* [Task to complete]: Copy the listing below exactly, but skip the pictures.

★ ★ ★ ★

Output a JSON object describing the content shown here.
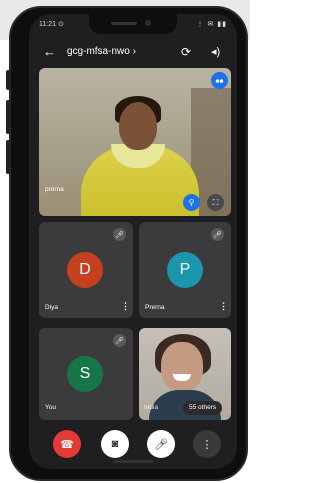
{
  "status_bar": {
    "time": "11:21 ⊙",
    "icons": "⋮ ✉ ▮▮"
  },
  "toolbar": {
    "back_glyph": "←",
    "meeting_code": "gcg-mfsa-nwo ›",
    "switch_camera_glyph": "⟳",
    "audio_glyph": "◂)"
  },
  "main_tile": {
    "name": "prerna",
    "pin_glyph": "⚲",
    "fullscreen_glyph": "⛶",
    "speaking_glyph": "⦁⦁"
  },
  "participants": [
    {
      "name": "Diya",
      "initial": "D",
      "color": "#c5401f"
    },
    {
      "name": "Prerna",
      "initial": "P",
      "color": "#1b96ad"
    },
    {
      "name": "You",
      "initial": "S",
      "color": "#177648"
    }
  ],
  "camera_tile": {
    "name": "India",
    "others_label": "55 others"
  },
  "icons": {
    "mute": "🎤︎",
    "more": "⋮"
  },
  "controls": {
    "end_glyph": "☎",
    "video_glyph": "◙",
    "mic_glyph": "🎤︎",
    "more_glyph": "⋮",
    "colors": {
      "end": "#e53935",
      "video": "#ffffff",
      "mic": "#ffffff",
      "more": "#3a3a3d"
    }
  }
}
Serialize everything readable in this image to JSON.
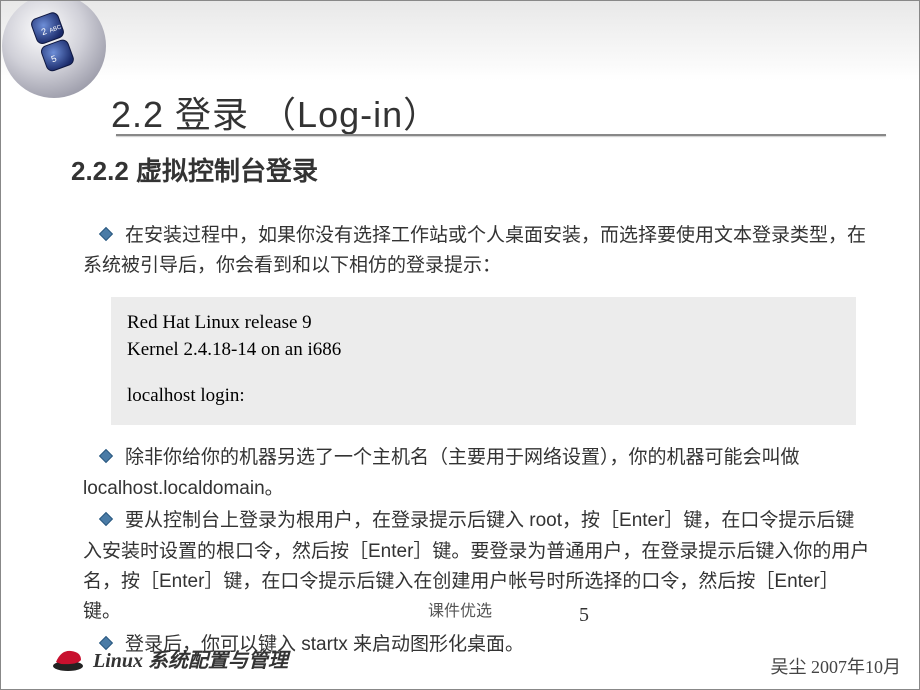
{
  "slide": {
    "title": "2.2 登录 （Log-in）",
    "subtitle": "2.2.2 虚拟控制台登录",
    "bullets": {
      "b1": "在安装过程中，如果你没有选择工作站或个人桌面安装，而选择要使用文本登录类型，在系统被引导后，你会看到和以下相仿的登录提示：",
      "b2": "除非你给你的机器另选了一个主机名（主要用于网络设置），你的机器可能会叫做 localhost.localdomain。",
      "b3": "要从控制台上登录为根用户，在登录提示后键入 root，按［Enter］键，在口令提示后键入安装时设置的根口令，然后按［Enter］键。要登录为普通用户，在登录提示后键入你的用户名，按［Enter］键，在口令提示后键入在创建用户帐号时所选择的口令，然后按［Enter］键。",
      "b4": "登录后，你可以键入 startx 来启动图形化桌面。"
    },
    "code": {
      "l1": "Red Hat Linux release 9",
      "l2": "Kernel 2.4.18-14 on an i686",
      "l3": "localhost login:"
    },
    "footer_center": "课件优选",
    "page_number": "5",
    "footer_left": "Linux 系统配置与管理",
    "footer_right": "吴尘 2007年10月"
  }
}
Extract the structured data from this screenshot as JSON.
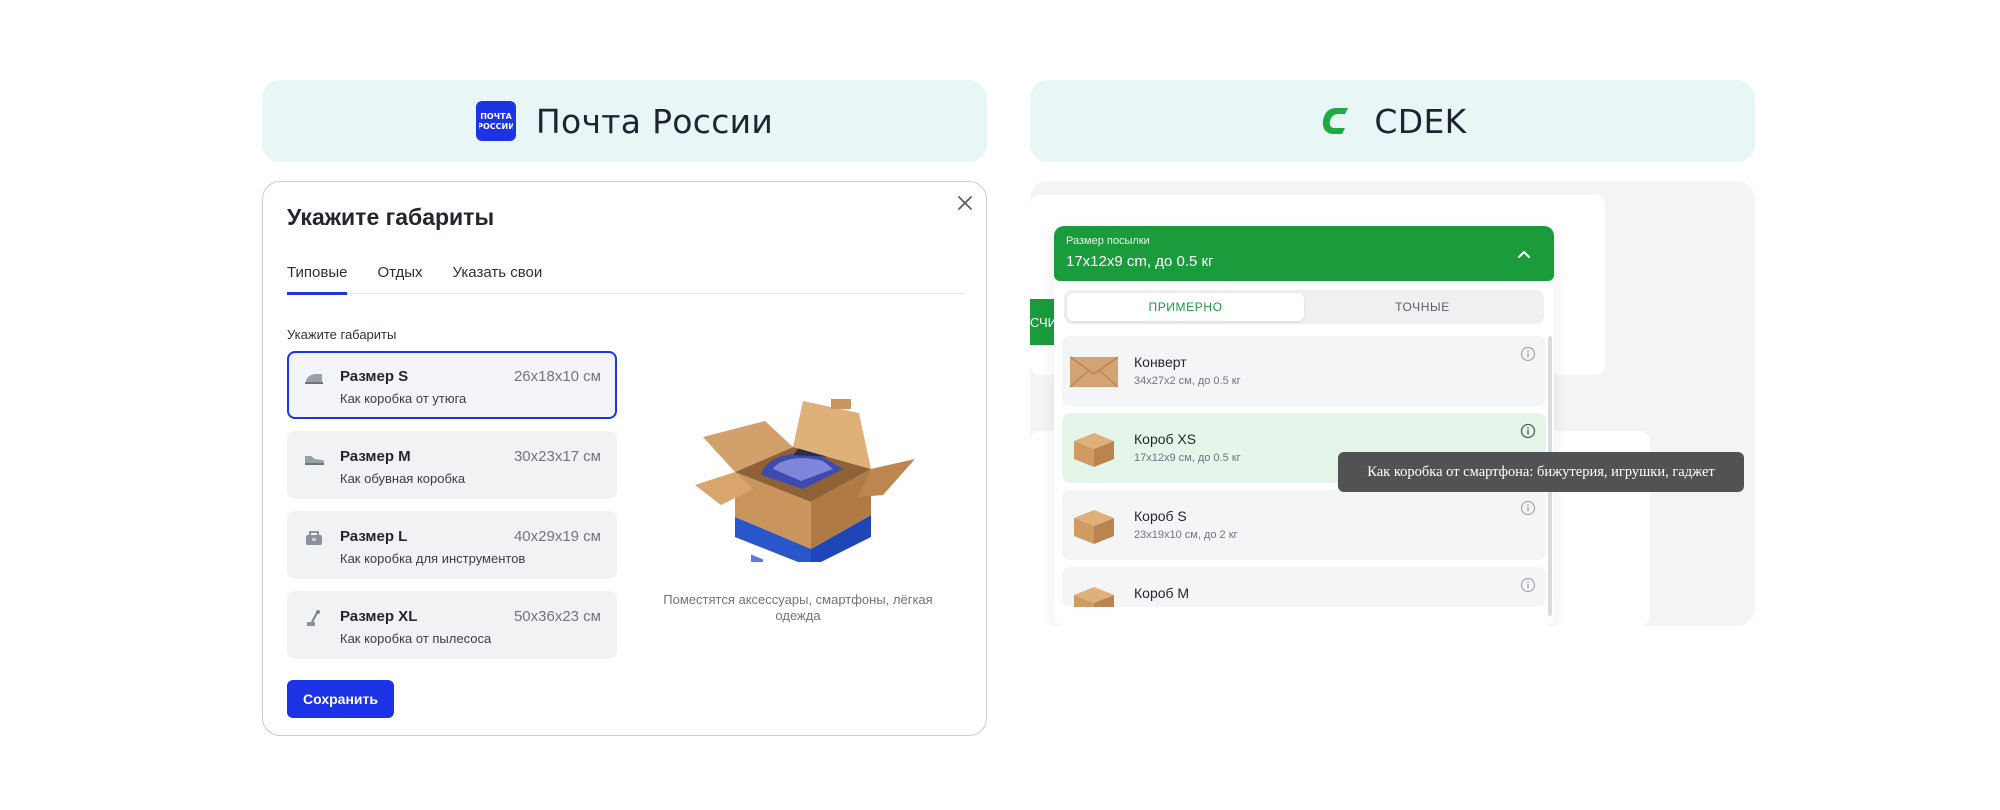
{
  "left": {
    "brand_name": "Почта России",
    "logo_text": [
      "ПОЧТА",
      "РОССИИ"
    ],
    "dialog": {
      "title": "Укажите габариты",
      "tabs": [
        {
          "label": "Типовые",
          "active": true
        },
        {
          "label": "Отдых",
          "active": false
        },
        {
          "label": "Указать свои",
          "active": false
        }
      ],
      "sublabel": "Укажите габариты",
      "sizes": [
        {
          "name": "Размер S",
          "dim": "26x18x10 см",
          "desc": "Как коробка от утюга",
          "icon": "iron-icon",
          "selected": true
        },
        {
          "name": "Размер M",
          "dim": "30x23x17 см",
          "desc": "Как обувная коробка",
          "icon": "shoe-icon",
          "selected": false
        },
        {
          "name": "Размер L",
          "dim": "40x29x19 см",
          "desc": "Как коробка для инструментов",
          "icon": "toolbox-icon",
          "selected": false
        },
        {
          "name": "Размер XL",
          "dim": "50x36x23 см",
          "desc": "Как коробка от пылесоса",
          "icon": "vacuum-icon",
          "selected": false
        }
      ],
      "hint": "Поместятся аксессуары, смартфоны, лёгкая одежда",
      "save_label": "Сохранить"
    }
  },
  "right": {
    "brand_name": "CDEK",
    "stub_text": "СЧИ",
    "dropdown": {
      "label": "Размер посылки",
      "value": "17x12x9 cm, до 0.5 кг",
      "segments": [
        {
          "label": "ПРИМЕРНО",
          "active": true
        },
        {
          "label": "ТОЧНЫЕ",
          "active": false
        }
      ],
      "items": [
        {
          "name": "Конверт",
          "dim": "34x27x2 см, до 0.5 кг",
          "icon": "envelope-icon",
          "highlight": false
        },
        {
          "name": "Короб XS",
          "dim": "17x12x9 см, до 0.5 кг",
          "icon": "box-icon",
          "highlight": true
        },
        {
          "name": "Короб S",
          "dim": "23x19x10 см, до 2 кг",
          "icon": "box-icon",
          "highlight": false
        },
        {
          "name": "Короб M",
          "dim": "",
          "icon": "box-icon",
          "highlight": false
        }
      ]
    },
    "tooltip": "Как коробка от смартфона: бижутерия, игрушки, гаджет"
  },
  "colors": {
    "pr_blue": "#1c33e6",
    "cdek_green": "#1a9c3c",
    "header_bg": "#e8f6f6"
  }
}
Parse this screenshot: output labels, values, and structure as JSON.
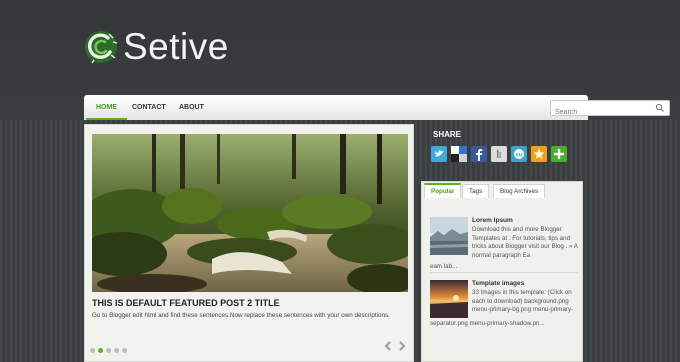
{
  "site": {
    "title": "Setive"
  },
  "nav": {
    "items": [
      {
        "label": "HOME",
        "active": true
      },
      {
        "label": "CONTACT",
        "active": false
      },
      {
        "label": "ABOUT",
        "active": false
      }
    ],
    "search_placeholder": "Search"
  },
  "featured": {
    "title": "THIS IS DEFAULT FEATURED POST 2 TITLE",
    "description": "Go to Blogger edit html and find these sentences.Now replace these sentences with your own descriptions.",
    "slide_count": 5,
    "active_slide": 2
  },
  "sidebar": {
    "share_heading": "SHARE",
    "share_icons": [
      "twitter-icon",
      "delicious-icon",
      "facebook-icon",
      "digg-icon",
      "stumbleupon-icon",
      "favorites-star-icon",
      "add-icon"
    ],
    "tabs": [
      {
        "label": "Popular",
        "active": true
      },
      {
        "label": "Tags",
        "active": false
      },
      {
        "label": "Blog Archives",
        "active": false
      }
    ],
    "posts": [
      {
        "title": "Lorem Ipsum",
        "text": "Download this and more Blogger Templates at . For tutorials, tips and tricks about Blogger visit our Blog . » A normal paragraph Ea",
        "text_overflow": "eam lab..."
      },
      {
        "title": "Template images",
        "text": "33 Images in this template: (Click on each to download) background.png menu-primary-bg.png menu-primary-",
        "text_overflow": "separator.png menu-primary-shadow.pn..."
      }
    ]
  },
  "colors": {
    "accent": "#5bb21f",
    "header_bg": "#34373a",
    "content_bg": "#f2f3ef"
  }
}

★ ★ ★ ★

* [Written solution]:
Output a JSON object describing the content shown here.
{
  "status_bar": {
    "time": "11:21 ⊙",
    "icons": "⋮ ✉ ▮▮"
  },
  "toolbar": {
    "back_glyph": "←",
    "meeting_code": "gcg-mfsa-nwo ›",
    "switch_camera_glyph": "⟳",
    "audio_glyph": "◂)"
  },
  "main_tile": {
    "name": "prerna",
    "pin_glyph": "⚲",
    "fullscreen_glyph": "⛶",
    "speaking_glyph": "⦁⦁"
  },
  "participants": [
    {
      "name": "Diya",
      "initial": "D",
      "color": "#c5401f"
    },
    {
      "name": "Prerna",
      "initial": "P",
      "color": "#1b96ad"
    },
    {
      "name": "You",
      "initial": "S",
      "color": "#177648"
    }
  ],
  "camera_tile": {
    "name": "India",
    "others_label": "55 others"
  },
  "icons": {
    "mute": "🎤︎",
    "more": "⋮"
  },
  "controls": {
    "end_glyph": "☎",
    "video_glyph": "◙",
    "mic_glyph": "🎤︎",
    "more_glyph": "⋮",
    "colors": {
      "end": "#e53935",
      "video": "#ffffff",
      "mic": "#ffffff",
      "more": "#3a3a3d"
    }
  }
}
Serialize everything readable in this image to JSON.
{
  "slide": {
    "title": "2.2 登录 （Log-in）",
    "subtitle": "2.2.2 虚拟控制台登录",
    "bullets": {
      "b1": "在安装过程中，如果你没有选择工作站或个人桌面安装，而选择要使用文本登录类型，在系统被引导后，你会看到和以下相仿的登录提示：",
      "b2": "除非你给你的机器另选了一个主机名（主要用于网络设置），你的机器可能会叫做 localhost.localdomain。",
      "b3": "要从控制台上登录为根用户，在登录提示后键入 root，按［Enter］键，在口令提示后键入安装时设置的根口令，然后按［Enter］键。要登录为普通用户，在登录提示后键入你的用户名，按［Enter］键，在口令提示后键入在创建用户帐号时所选择的口令，然后按［Enter］键。",
      "b4": "登录后，你可以键入 startx 来启动图形化桌面。"
    },
    "code": {
      "l1": "Red Hat Linux release 9",
      "l2": "Kernel 2.4.18-14 on an i686",
      "l3": "localhost login:"
    },
    "footer_center": "课件优选",
    "page_number": "5",
    "footer_left": "Linux 系统配置与管理",
    "footer_right": "吴尘 2007年10月"
  }
}
Extract the structured data from this screenshot as JSON.
{
  "left": {
    "brand_name": "Почта России",
    "logo_text": [
      "ПОЧТА",
      "РОССИИ"
    ],
    "dialog": {
      "title": "Укажите габариты",
      "tabs": [
        {
          "label": "Типовые",
          "active": true
        },
        {
          "label": "Отдых",
          "active": false
        },
        {
          "label": "Указать свои",
          "active": false
        }
      ],
      "sublabel": "Укажите габариты",
      "sizes": [
        {
          "name": "Размер S",
          "dim": "26x18x10 см",
          "desc": "Как коробка от утюга",
          "icon": "iron-icon",
          "selected": true
        },
        {
          "name": "Размер M",
          "dim": "30x23x17 см",
          "desc": "Как обувная коробка",
          "icon": "shoe-icon",
          "selected": false
        },
        {
          "name": "Размер L",
          "dim": "40x29x19 см",
          "desc": "Как коробка для инструментов",
          "icon": "toolbox-icon",
          "selected": false
        },
        {
          "name": "Размер XL",
          "dim": "50x36x23 см",
          "desc": "Как коробка от пылесоса",
          "icon": "vacuum-icon",
          "selected": false
        }
      ],
      "hint": "Поместятся аксессуары, смартфоны, лёгкая одежда",
      "save_label": "Сохранить"
    }
  },
  "right": {
    "brand_name": "CDEK",
    "stub_text": "СЧИ",
    "dropdown": {
      "label": "Размер посылки",
      "value": "17x12x9 cm, до 0.5 кг",
      "segments": [
        {
          "label": "ПРИМЕРНО",
          "active": true
        },
        {
          "label": "ТОЧНЫЕ",
          "active": false
        }
      ],
      "items": [
        {
          "name": "Конверт",
          "dim": "34x27x2 см, до 0.5 кг",
          "icon": "envelope-icon",
          "highlight": false
        },
        {
          "name": "Короб XS",
          "dim": "17x12x9 см, до 0.5 кг",
          "icon": "box-icon",
          "highlight": true
        },
        {
          "name": "Короб S",
          "dim": "23x19x10 см, до 2 кг",
          "icon": "box-icon",
          "highlight": false
        },
        {
          "name": "Короб M",
          "dim": "",
          "icon": "box-icon",
          "highlight": false
        }
      ]
    },
    "tooltip": "Как коробка от смартфона: бижутерия, игрушки, гаджет"
  },
  "colors": {
    "pr_blue": "#1c33e6",
    "cdek_green": "#1a9c3c",
    "header_bg": "#e8f6f6"
  }
}
Parse this screenshot: output labels, values, and structure as JSON.
{
  "site": {
    "title": "Setive"
  },
  "nav": {
    "items": [
      {
        "label": "HOME",
        "active": true
      },
      {
        "label": "CONTACT",
        "active": false
      },
      {
        "label": "ABOUT",
        "active": false
      }
    ],
    "search_placeholder": "Search"
  },
  "featured": {
    "title": "THIS IS DEFAULT FEATURED POST 2 TITLE",
    "description": "Go to Blogger edit html and find these sentences.Now replace these sentences with your own descriptions.",
    "slide_count": 5,
    "active_slide": 2
  },
  "sidebar": {
    "share_heading": "SHARE",
    "share_icons": [
      "twitter-icon",
      "delicious-icon",
      "facebook-icon",
      "digg-icon",
      "stumbleupon-icon",
      "favorites-star-icon",
      "add-icon"
    ],
    "tabs": [
      {
        "label": "Popular",
        "active": true
      },
      {
        "label": "Tags",
        "active": false
      },
      {
        "label": "Blog Archives",
        "active": false
      }
    ],
    "posts": [
      {
        "title": "Lorem Ipsum",
        "text": "Download this and more Blogger Templates at . For tutorials, tips and tricks about Blogger visit our Blog . » A normal paragraph Ea",
        "text_overflow": "eam lab..."
      },
      {
        "title": "Template images",
        "text": "33 Images in this template: (Click on each to download) background.png menu-primary-bg.png menu-primary-",
        "text_overflow": "separator.png menu-primary-shadow.pn..."
      }
    ]
  },
  "colors": {
    "accent": "#5bb21f",
    "header_bg": "#34373a",
    "content_bg": "#f2f3ef"
  }
}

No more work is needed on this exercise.